• _What you are asked to do_
Whatever the records below say, write them all out exactly.

• _Exercise inputs_
+ + +
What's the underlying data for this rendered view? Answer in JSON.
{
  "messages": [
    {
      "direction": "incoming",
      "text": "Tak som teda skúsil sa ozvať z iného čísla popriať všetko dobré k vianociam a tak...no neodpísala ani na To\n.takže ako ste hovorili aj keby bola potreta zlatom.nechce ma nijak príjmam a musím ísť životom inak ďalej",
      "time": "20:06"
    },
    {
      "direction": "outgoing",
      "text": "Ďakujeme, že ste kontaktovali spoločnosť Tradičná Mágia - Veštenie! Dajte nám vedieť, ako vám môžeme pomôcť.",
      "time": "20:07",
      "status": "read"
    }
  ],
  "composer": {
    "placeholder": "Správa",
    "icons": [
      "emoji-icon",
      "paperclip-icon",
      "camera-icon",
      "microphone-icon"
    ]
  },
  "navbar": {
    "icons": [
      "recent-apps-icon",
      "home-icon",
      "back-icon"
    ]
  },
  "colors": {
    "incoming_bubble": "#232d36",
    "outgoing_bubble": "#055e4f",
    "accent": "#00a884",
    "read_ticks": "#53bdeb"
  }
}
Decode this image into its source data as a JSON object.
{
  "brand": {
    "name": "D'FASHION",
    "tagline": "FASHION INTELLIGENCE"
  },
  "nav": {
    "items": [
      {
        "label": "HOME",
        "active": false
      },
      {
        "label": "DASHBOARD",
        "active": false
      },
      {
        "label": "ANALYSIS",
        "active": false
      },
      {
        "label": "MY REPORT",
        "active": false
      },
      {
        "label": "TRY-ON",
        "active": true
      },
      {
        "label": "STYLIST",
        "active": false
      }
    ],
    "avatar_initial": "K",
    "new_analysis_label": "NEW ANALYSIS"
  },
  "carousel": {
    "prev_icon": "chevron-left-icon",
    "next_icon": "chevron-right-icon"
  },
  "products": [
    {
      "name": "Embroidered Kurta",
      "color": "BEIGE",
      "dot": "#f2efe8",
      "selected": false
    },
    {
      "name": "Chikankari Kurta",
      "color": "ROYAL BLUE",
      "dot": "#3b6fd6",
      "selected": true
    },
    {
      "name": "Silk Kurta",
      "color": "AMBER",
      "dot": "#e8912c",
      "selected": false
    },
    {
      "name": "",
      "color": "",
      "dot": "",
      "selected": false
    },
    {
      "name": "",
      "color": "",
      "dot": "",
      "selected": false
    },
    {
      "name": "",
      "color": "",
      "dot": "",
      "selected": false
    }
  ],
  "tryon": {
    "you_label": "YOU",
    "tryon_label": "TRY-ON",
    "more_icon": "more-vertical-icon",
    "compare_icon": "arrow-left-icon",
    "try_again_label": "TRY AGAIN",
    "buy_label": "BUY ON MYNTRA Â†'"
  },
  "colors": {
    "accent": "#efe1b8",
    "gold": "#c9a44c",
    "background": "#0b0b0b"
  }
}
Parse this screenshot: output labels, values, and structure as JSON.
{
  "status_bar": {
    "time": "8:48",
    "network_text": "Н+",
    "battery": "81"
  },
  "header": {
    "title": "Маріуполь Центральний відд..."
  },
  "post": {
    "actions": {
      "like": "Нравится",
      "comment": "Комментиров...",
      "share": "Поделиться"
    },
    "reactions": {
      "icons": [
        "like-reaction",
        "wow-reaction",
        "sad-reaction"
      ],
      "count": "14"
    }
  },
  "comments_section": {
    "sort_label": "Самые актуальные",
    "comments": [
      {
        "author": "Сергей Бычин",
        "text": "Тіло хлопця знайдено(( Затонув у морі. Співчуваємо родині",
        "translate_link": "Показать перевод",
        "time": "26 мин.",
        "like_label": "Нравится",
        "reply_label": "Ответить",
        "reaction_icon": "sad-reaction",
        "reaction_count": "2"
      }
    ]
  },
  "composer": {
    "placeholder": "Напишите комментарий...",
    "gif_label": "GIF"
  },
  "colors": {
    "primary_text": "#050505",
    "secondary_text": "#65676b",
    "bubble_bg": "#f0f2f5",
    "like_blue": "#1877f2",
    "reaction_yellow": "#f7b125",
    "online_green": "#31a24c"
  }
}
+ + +
• _Exercise output_
What's the underlying data for this rendered view? Answer in JSON.
{
  "messages": [
    {
      "direction": "incoming",
      "text": "Tak som teda skúsil sa ozvať z iného čísla popriať všetko dobré k vianociam a tak...no neodpísala ani na To\n.takže ako ste hovorili aj keby bola potreta zlatom.nechce ma nijak príjmam a musím ísť životom inak ďalej",
      "time": "20:06"
    },
    {
      "direction": "outgoing",
      "text": "Ďakujeme, že ste kontaktovali spoločnosť Tradičná Mágia - Veštenie! Dajte nám vedieť, ako vám môžeme pomôcť.",
      "time": "20:07",
      "status": "read"
    }
  ],
  "composer": {
    "placeholder": "Správa",
    "icons": [
      "emoji-icon",
      "paperclip-icon",
      "camera-icon",
      "microphone-icon"
    ]
  },
  "navbar": {
    "icons": [
      "recent-apps-icon",
      "home-icon",
      "back-icon"
    ]
  },
  "colors": {
    "incoming_bubble": "#232d36",
    "outgoing_bubble": "#055e4f",
    "accent": "#00a884",
    "read_ticks": "#53bdeb"
  }
}
Decode this image into its source data as a JSON object.
{
  "brand": {
    "name": "D'FASHION",
    "tagline": "FASHION INTELLIGENCE"
  },
  "nav": {
    "items": [
      {
        "label": "HOME",
        "active": false
      },
      {
        "label": "DASHBOARD",
        "active": false
      },
      {
        "label": "ANALYSIS",
        "active": false
      },
      {
        "label": "MY REPORT",
        "active": false
      },
      {
        "label": "TRY-ON",
        "active": true
      },
      {
        "label": "STYLIST",
        "active": false
      }
    ],
    "avatar_initial": "K",
    "new_analysis_label": "NEW ANALYSIS"
  },
  "carousel": {
    "prev_icon": "chevron-left-icon",
    "next_icon": "chevron-right-icon"
  },
  "products": [
    {
      "name": "Embroidered Kurta",
      "color": "BEIGE",
      "dot": "#f2efe8",
      "selected": false
    },
    {
      "name": "Chikankari Kurta",
      "color": "ROYAL BLUE",
      "dot": "#3b6fd6",
      "selected": true
    },
    {
      "name": "Silk Kurta",
      "color": "AMBER",
      "dot": "#e8912c",
      "selected": false
    },
    {
      "name": "",
      "color": "",
      "dot": "",
      "selected": false
    },
    {
      "name": "",
      "color": "",
      "dot": "",
      "selected": false
    },
    {
      "name": "",
      "color": "",
      "dot": "",
      "selected": false
    }
  ],
  "tryon": {
    "you_label": "YOU",
    "tryon_label": "TRY-ON",
    "more_icon": "more-vertical-icon",
    "compare_icon": "arrow-left-icon",
    "try_again_label": "TRY AGAIN",
    "buy_label": "BUY ON MYNTRA Â†'"
  },
  "colors": {
    "accent": "#efe1b8",
    "gold": "#c9a44c",
    "background": "#0b0b0b"
  }
}
Parse this screenshot: output labels, values, and structure as JSON.
{
  "status_bar": {
    "time": "8:48",
    "network_text": "Н+",
    "battery": "81"
  },
  "header": {
    "title": "Маріуполь Центральний відд..."
  },
  "post": {
    "actions": {
      "like": "Нравится",
      "comment": "Комментиров...",
      "share": "Поделиться"
    },
    "reactions": {
      "icons": [
        "like-reaction",
        "wow-reaction",
        "sad-reaction"
      ],
      "count": "14"
    }
  },
  "comments_section": {
    "sort_label": "Самые актуальные",
    "comments": [
      {
        "author": "Сергей Бычин",
        "text": "Тіло хлопця знайдено(( Затонув у морі. Співчуваємо родині",
        "translate_link": "Показать перевод",
        "time": "26 мин.",
        "like_label": "Нравится",
        "reply_label": "Ответить",
        "reaction_icon": "sad-reaction",
        "reaction_count": "2"
      }
    ]
  },
  "composer": {
    "placeholder": "Напишите комментарий...",
    "gif_label": "GIF"
  },
  "colors": {
    "primary_text": "#050505",
    "secondary_text": "#65676b",
    "bubble_bg": "#f0f2f5",
    "like_blue": "#1877f2",
    "reaction_yellow": "#f7b125",
    "online_green": "#31a24c"
  }
}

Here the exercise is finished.